The new R&D investment strategy announced in the White Paper is undoubtedly good news for universities outside the Greater South East. But universities within the Greater South East are likely to be concerned that the levelling up-driven policy will shift investment away from their world-class centres of excellence, arguing that this will impact the UK’s ability to be a science superpower. How will this potential tension play out in the long term? Only time will tell.
On Thursday 10 March 2022 HEPI and Advance HE are jointly hosting a webinar on equality and diversity. To register your place, please click here.
Today is the 100th anniversary of the foundation of the National Union of Students. Read HEPI’s history of the NUS here.
We need to be very careful about ensuring levelling up spending in new locations outside the South East delivers at least as good a return on investment that has come from what has been spent on R & D in the past in the South.

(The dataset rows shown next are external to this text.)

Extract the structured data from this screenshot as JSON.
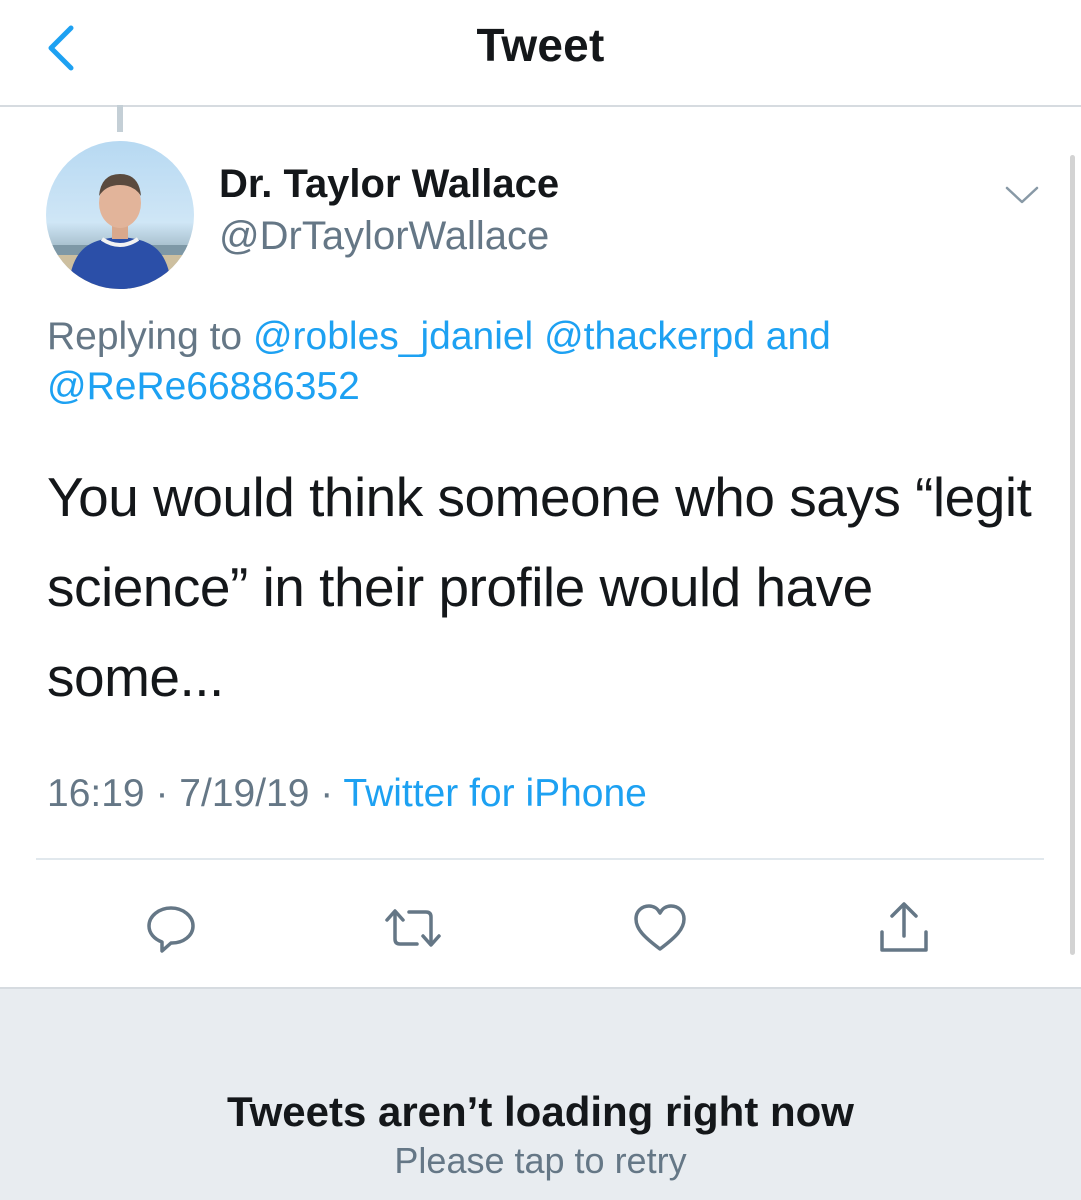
{
  "header": {
    "title": "Tweet"
  },
  "tweet": {
    "display_name": "Dr. Taylor Wallace",
    "handle": "@DrTaylorWallace",
    "replying_label": "Replying to",
    "mentions": [
      "@robles_jdaniel",
      "@thackerpd",
      "@ReRe66886352"
    ],
    "mention_joiner": "and",
    "text": "You would think someone who says “legit science” in their profile would have some...",
    "time": "16:19",
    "date": "7/19/19",
    "separator": "·",
    "source": "Twitter for iPhone"
  },
  "actions": {
    "reply_icon": "reply-icon",
    "retweet_icon": "retweet-icon",
    "like_icon": "heart-icon",
    "share_icon": "share-icon"
  },
  "error": {
    "title": "Tweets aren’t loading right now",
    "subtitle": "Please tap to retry"
  },
  "colors": {
    "accent": "#1da1f2",
    "text_primary": "#14171a",
    "text_secondary": "#657786",
    "panel_bg": "#e8ecf0"
  }
}
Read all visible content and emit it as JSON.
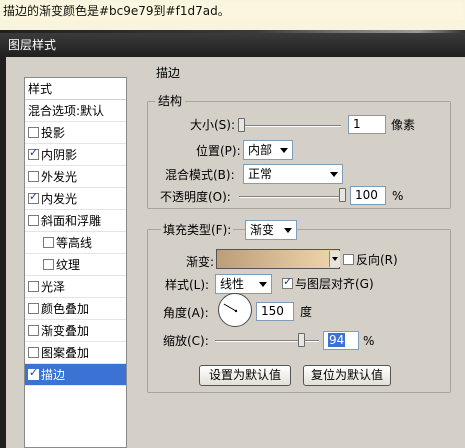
{
  "caption": "描边的渐变颜色是#bc9e79到#f1d7ad。",
  "window": {
    "title": "图层样式"
  },
  "sidebar": {
    "header": "样式",
    "items": [
      {
        "label": "混合选项:默认",
        "checkbox": false,
        "checked": false,
        "selected": false
      },
      {
        "label": "投影",
        "checkbox": true,
        "checked": false,
        "selected": false
      },
      {
        "label": "内阴影",
        "checkbox": true,
        "checked": true,
        "selected": false
      },
      {
        "label": "外发光",
        "checkbox": true,
        "checked": false,
        "selected": false
      },
      {
        "label": "内发光",
        "checkbox": true,
        "checked": true,
        "selected": false
      },
      {
        "label": "斜面和浮雕",
        "checkbox": true,
        "checked": false,
        "selected": false
      },
      {
        "label": "等高线",
        "checkbox": true,
        "checked": false,
        "selected": false
      },
      {
        "label": "纹理",
        "checkbox": true,
        "checked": false,
        "selected": false
      },
      {
        "label": "光泽",
        "checkbox": true,
        "checked": false,
        "selected": false
      },
      {
        "label": "颜色叠加",
        "checkbox": true,
        "checked": false,
        "selected": false
      },
      {
        "label": "渐变叠加",
        "checkbox": true,
        "checked": false,
        "selected": false
      },
      {
        "label": "图案叠加",
        "checkbox": true,
        "checked": false,
        "selected": false
      },
      {
        "label": "描边",
        "checkbox": true,
        "checked": true,
        "selected": true
      }
    ]
  },
  "stroke": {
    "section_title": "描边",
    "structure": {
      "title": "结构",
      "size_label": "大小(S):",
      "size_value": "1",
      "size_unit": "像素",
      "position_label": "位置(P):",
      "position_value": "内部",
      "blend_label": "混合模式(B):",
      "blend_value": "正常",
      "opacity_label": "不透明度(O):",
      "opacity_value": "100",
      "opacity_unit": "%",
      "opacity_level": 1.0
    },
    "fill": {
      "fill_type_label": "填充类型(F):",
      "fill_type_value": "渐变",
      "gradient_label": "渐变:",
      "gradient_from": "#bc9e79",
      "gradient_to": "#f1d7ad",
      "reverse_label": "反向(R)",
      "reverse_checked": false,
      "style_label": "样式(L):",
      "style_value": "线性",
      "align_label": "与图层对齐(G)",
      "align_checked": true,
      "angle_label": "角度(A):",
      "angle_value": "150",
      "angle_unit": "度",
      "scale_label": "缩放(C):",
      "scale_value": "94",
      "scale_unit": "%",
      "scale_level": 0.94
    },
    "buttons": {
      "make_default": "设置为默认值",
      "reset_default": "复位为默认值"
    }
  }
}
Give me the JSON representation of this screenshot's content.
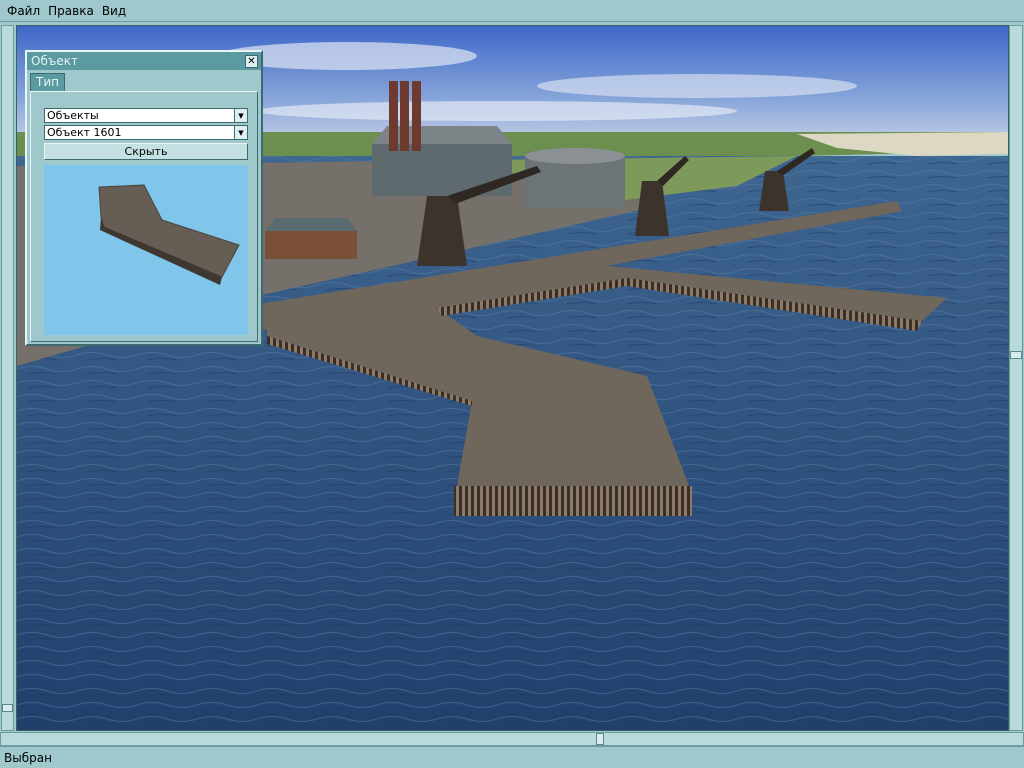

This will be very difficult because the data we have on how effective past investment has been is not well identified and collated. How have we measured past success?
We need to be more commercial and business like in how we approach this issue. Personallly, I think it is madness to measure the number of citations in academic journals following publication of research results as a sign of “excellence”.
What I would like to see is the wealth created from the research, the number of jobs that have been filled, the weight and value of what has been produced, the £ value of the legacy created.
If we look at the Covid issue by way of example – the lives saved from developing the right vaccines to reduce the negative effects of the disease were immense. What was the R & D investment that resulted in the breakthroughs via Oxford, Cambridge and London Universities that made this possible?
Was it the people, the individuals involved and is what we need to do now simply to move them to Sunderland and Liverpool?
Albert, many thanks for your comments on my blog. I agree with your point about ROI. The metrics proposed to measure progress in delivering Mission 2 in the white paper seem to be more input than output focussed. This is something the Government will need to address. I hear from my contacts there is much more policy detail to come as we lead up to the next Budget.
Albert, many thanks for your comments on my blog. I agree with your point about ROI. The metrics proposed to measure progress in delivering Mission 2 in the white paper seem to be more input than output focused. This is something the Government will need to address. I hear from my contacts there is much more policy detail to come as we lead up to the next Budget.